Ethnicity and Identity in the Ancient Steppe
This is an advance summary of a forthcoming article in the Oxford Research Encyclopedia of Asian History. Please check back later for the full article.
Throughout more than two millennia, the extensive droughty areals in East Asia were occupied by the pastoral nomads. It was a long history of hybridity between steppe and agricultural areas. The ancient nomads had a specific pastoral economy, mobile life style, and peculiar mentality, which assumes the unpretentiousness and staying power, cults of war, and warriors horsemen; heroized ancestors reflected, in turn, in both verbal oeuvre (heroic epos) and the arts (animal style). They established the large empires that united many peoples. In the descriptions of the settled civilizations, the peoples of the steppe are presented as the aggressive barbarians. However, the pastoral nomads have developed the efficient mechanisms of adaptation to nature and circumjacent states. They had the complex internal structure and created the different forms of complexity—from heterarchical confederations to large nomadic empires. The different forms of identity in the pastoral societies (gender, age, profession, rank) are shown.
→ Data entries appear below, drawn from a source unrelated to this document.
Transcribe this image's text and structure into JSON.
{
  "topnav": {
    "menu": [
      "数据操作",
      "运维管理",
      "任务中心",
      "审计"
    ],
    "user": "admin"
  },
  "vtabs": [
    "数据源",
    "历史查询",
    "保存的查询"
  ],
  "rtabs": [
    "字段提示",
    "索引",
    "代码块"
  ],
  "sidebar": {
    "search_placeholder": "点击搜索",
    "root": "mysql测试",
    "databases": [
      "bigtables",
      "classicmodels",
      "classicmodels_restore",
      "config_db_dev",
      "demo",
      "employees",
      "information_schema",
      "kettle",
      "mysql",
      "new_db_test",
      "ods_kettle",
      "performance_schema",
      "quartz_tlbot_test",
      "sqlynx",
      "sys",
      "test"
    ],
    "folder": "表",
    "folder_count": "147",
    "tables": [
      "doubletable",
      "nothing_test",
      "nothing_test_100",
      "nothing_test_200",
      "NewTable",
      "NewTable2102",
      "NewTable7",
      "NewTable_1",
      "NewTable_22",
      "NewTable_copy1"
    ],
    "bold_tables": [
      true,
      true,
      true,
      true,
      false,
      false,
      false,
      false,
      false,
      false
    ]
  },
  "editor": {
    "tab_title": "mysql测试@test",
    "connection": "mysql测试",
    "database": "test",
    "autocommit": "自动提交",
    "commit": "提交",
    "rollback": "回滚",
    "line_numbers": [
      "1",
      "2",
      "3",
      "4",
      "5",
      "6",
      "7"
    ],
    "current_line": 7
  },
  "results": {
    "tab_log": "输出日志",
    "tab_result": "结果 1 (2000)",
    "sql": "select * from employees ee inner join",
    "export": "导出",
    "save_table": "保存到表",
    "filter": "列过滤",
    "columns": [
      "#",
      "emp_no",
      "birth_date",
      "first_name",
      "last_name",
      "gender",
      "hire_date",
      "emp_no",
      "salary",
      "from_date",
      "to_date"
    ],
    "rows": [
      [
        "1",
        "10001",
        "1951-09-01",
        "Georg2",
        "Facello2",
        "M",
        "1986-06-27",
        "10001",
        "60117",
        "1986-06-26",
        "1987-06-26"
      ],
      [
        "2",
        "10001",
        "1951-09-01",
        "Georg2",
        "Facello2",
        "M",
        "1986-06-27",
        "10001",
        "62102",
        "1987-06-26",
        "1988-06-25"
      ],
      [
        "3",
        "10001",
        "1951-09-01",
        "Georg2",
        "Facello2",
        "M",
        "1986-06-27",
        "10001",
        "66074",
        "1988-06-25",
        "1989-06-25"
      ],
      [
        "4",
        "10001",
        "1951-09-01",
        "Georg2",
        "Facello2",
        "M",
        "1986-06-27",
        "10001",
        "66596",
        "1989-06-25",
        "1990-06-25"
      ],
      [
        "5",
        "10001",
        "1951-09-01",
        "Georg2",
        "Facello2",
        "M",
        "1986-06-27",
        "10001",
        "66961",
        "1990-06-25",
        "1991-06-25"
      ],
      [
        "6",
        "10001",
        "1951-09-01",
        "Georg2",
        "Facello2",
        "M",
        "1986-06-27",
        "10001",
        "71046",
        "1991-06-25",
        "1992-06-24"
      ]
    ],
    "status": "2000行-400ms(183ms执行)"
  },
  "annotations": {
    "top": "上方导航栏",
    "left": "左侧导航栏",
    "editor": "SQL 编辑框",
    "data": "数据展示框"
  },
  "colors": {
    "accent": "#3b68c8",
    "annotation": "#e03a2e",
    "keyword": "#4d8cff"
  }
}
Special attention was given to the description of how ethnic identity is formed from small groups. The ethnic history of the ancient nomads of East Asia was described. Special attention was also given to such pastoral societies as Xiongnu, Wuhuan, Xianbei, and Rouran.